At every level, from the contrived emergencies, to the selective disclosure as to bond funding delays, to the paltry legal discussion, the motion papers held little likelihood of success. The legal work, though prepared under time pressure, was not to the standards that the people and courts of Illinois deserved on such a monumental issue as the removal of an elected, sitting governor who had not yet been convicted of any crimes.

4. So if there was no real emergency, and little legal basis for the lawsuit, why was the lawsuit filed? Reading the State’s court papers, it is hard to come away with a conclusion other than that AG Madigan hoped that the Court would recognize the State’s difficult political problem, and make a political decision to remove Blagojevich.

The State’s papers were replete with references to the desire of various politicians for Blagojevich to resign. At page 8 of the State’s Brief the problem is described as follows:

President-Elect Obama has called for Mr. Blagojevich to resign his office, as has every elected constitutional officer of this State. Mr. Blagojevich has refused to resign. Meanwhile, it is unclear how long impeachment proceedings and, if necessary, a trial in the Senate would take.

At page 14 of the State’s Brief the political aspects of the dispute were highlighted again:
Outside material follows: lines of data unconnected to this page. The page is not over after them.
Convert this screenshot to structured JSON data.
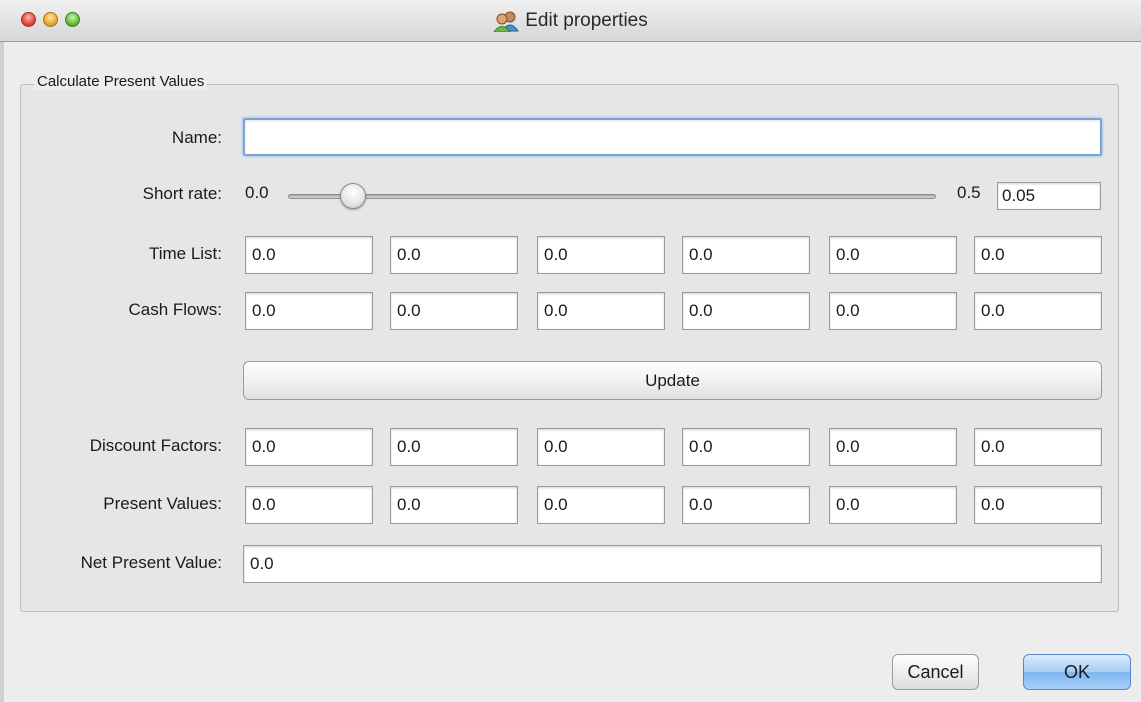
{
  "window": {
    "title": "Edit properties"
  },
  "group": {
    "title": "Calculate Present Values"
  },
  "name": {
    "label": "Name:",
    "value": ""
  },
  "short_rate": {
    "label": "Short rate:",
    "min_label": "0.0",
    "max_label": "0.5",
    "value": "0.05",
    "slider_fraction": 0.1
  },
  "time_list": {
    "label": "Time List:",
    "values": [
      "0.0",
      "0.0",
      "0.0",
      "0.0",
      "0.0",
      "0.0"
    ]
  },
  "cash_flows": {
    "label": "Cash Flows:",
    "values": [
      "0.0",
      "0.0",
      "0.0",
      "0.0",
      "0.0",
      "0.0"
    ]
  },
  "update_button": {
    "label": "Update"
  },
  "discount_factors": {
    "label": "Discount Factors:",
    "values": [
      "0.0",
      "0.0",
      "0.0",
      "0.0",
      "0.0",
      "0.0"
    ]
  },
  "present_values": {
    "label": "Present Values:",
    "values": [
      "0.0",
      "0.0",
      "0.0",
      "0.0",
      "0.0",
      "0.0"
    ]
  },
  "npv": {
    "label": "Net Present Value:",
    "value": "0.0"
  },
  "buttons": {
    "cancel": "Cancel",
    "ok": "OK"
  },
  "icons": {
    "title_icon": "users-icon"
  }
}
Each of this State’s elected constitutional officers has recognized the catastrophic crisis in leadership brought about by the federal complaint, and has asked Mr. Blagojevich to resign. The damage to Mr. Blagojevich’s leadership ability also is recognized by U.S. Senate Majority Leader Harry Reid, who explained that any appointment Mr. Blagojevich made to the Senate “would raise serious questions.” Complaint, Ex. B. So in doubt is Mr. Blagojevich’s ability to provide effective leadership that, in fact, the entire United States Senate Democratic caucus requested Mr. Blagojevich to step down as Governor and insisted that he not appoint a Senator. Id.
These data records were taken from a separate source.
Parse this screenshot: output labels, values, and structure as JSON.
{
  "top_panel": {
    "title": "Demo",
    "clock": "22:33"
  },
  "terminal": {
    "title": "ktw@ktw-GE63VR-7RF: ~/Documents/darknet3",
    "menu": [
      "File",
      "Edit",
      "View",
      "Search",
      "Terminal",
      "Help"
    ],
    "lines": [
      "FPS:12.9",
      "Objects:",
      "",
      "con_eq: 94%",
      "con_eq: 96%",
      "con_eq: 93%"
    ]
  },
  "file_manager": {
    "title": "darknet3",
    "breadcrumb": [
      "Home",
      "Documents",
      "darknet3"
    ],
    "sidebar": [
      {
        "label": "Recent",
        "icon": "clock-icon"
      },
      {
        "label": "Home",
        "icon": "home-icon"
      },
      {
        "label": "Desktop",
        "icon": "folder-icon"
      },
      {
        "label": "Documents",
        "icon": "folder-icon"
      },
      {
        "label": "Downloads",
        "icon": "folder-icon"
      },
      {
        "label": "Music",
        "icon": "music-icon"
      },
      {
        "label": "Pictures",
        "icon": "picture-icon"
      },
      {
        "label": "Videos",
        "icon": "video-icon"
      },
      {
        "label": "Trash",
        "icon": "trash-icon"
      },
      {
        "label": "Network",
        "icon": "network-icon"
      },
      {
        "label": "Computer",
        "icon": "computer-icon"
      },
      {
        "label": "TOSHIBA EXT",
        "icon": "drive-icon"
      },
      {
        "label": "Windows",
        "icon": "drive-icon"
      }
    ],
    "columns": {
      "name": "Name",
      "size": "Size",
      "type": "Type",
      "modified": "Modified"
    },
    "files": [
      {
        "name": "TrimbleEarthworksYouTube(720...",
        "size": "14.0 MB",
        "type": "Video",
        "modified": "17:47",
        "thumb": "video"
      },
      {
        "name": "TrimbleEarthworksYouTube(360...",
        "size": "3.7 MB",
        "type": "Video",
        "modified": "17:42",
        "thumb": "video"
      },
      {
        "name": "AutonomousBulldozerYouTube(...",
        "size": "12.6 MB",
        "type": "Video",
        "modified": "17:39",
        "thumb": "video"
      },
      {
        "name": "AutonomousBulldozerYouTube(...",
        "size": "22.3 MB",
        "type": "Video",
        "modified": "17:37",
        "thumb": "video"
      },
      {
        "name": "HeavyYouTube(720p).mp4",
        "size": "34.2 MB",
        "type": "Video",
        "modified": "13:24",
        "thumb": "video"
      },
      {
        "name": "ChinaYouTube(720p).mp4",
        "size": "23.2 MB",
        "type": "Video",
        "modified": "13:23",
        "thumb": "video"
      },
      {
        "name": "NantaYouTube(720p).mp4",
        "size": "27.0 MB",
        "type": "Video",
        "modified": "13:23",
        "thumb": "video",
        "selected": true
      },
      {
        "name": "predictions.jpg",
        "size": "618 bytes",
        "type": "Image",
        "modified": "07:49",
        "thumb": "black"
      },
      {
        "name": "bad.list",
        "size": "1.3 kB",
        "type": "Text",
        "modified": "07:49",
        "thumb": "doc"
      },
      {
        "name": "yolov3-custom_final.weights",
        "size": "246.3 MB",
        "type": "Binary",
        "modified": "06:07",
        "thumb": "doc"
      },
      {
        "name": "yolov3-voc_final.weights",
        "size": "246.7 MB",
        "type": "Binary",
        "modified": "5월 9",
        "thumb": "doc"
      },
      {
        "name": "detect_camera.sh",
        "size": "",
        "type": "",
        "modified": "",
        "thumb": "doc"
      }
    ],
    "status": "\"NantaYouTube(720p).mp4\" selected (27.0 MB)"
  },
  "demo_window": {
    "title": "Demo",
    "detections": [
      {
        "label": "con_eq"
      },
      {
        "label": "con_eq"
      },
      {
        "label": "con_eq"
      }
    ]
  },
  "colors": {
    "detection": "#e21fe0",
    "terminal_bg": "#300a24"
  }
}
These calls by Democratic leaders for Blagojevich to resign were completely irrelevant to the legal matters before the Court. To the extent the Senate’s possible refusal to seat a Blajojevich appointee was relevant, such facts argued against AG Madigan’s position (as discussed above). The entire thrust of the State’s papers was political in nature, essentially asking the Court to engage in a political calculation.
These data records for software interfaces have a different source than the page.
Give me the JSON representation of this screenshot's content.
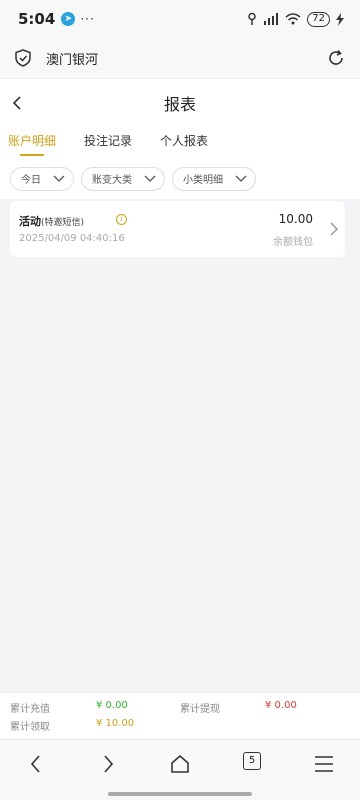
{
  "status": {
    "time": "5:04",
    "dots": "···",
    "battery": "72"
  },
  "browser": {
    "site_title": "澳门银河"
  },
  "header": {
    "title": "报表"
  },
  "tabs": [
    {
      "label": "账户明细",
      "active": true
    },
    {
      "label": "投注记录",
      "active": false
    },
    {
      "label": "个人报表",
      "active": false
    }
  ],
  "filters": [
    {
      "label": "今日"
    },
    {
      "label": "账变大类"
    },
    {
      "label": "小类明细"
    }
  ],
  "record": {
    "title": "活动",
    "subtitle": "(特邀短信)",
    "time": "2025/04/09 04:40:16",
    "amount": "10.00",
    "wallet": "余额钱包"
  },
  "summary": {
    "recharge_label": "累计充值",
    "recharge_value": "¥ 0.00",
    "withdraw_label": "累计提现",
    "withdraw_value": "¥ 0.00",
    "receive_label": "累计领取",
    "receive_value": "¥ 10.00"
  },
  "nav": {
    "tab_count": "5"
  },
  "colors": {
    "accent": "#d4a017",
    "green": "#2fb52f",
    "red": "#e53935"
  }
}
Call me hopelessly naive, but I never expected the Court to take on this political role. If the Court had granted the motion to remove Blagojevich, or had stripped him temporarily of his executive powers, the damage would have been long lasting. In such a scenario, the Court would have created a precedent which would have guaranteed that political opponents would rush to the Court on various pretexts to challenge political opponents who had defeated them at the ballot box. The Court would have become nothing more than a pawn in the political game.

The Court wisely chose not to touch this issue by rejecting the motion without explanation. In so doing, the Court avoided an additional danger. By failing to create precedent limiting the circumstances under which the Court could act to remove a Governor, the Court left open the possibility that the Court could act at some time in the future, if there were a true emergency threatening the State.

Some may argue the lawsuit was worth the try, even if it was politically motivated and cynically sought to have the Court issue a politically-based decision. I disagree. Even if successful, the lawsuit would have represented the triumph of politics over the constitutional process, weakening the State of Illinois, the judiciary, and the Office of Attorney General.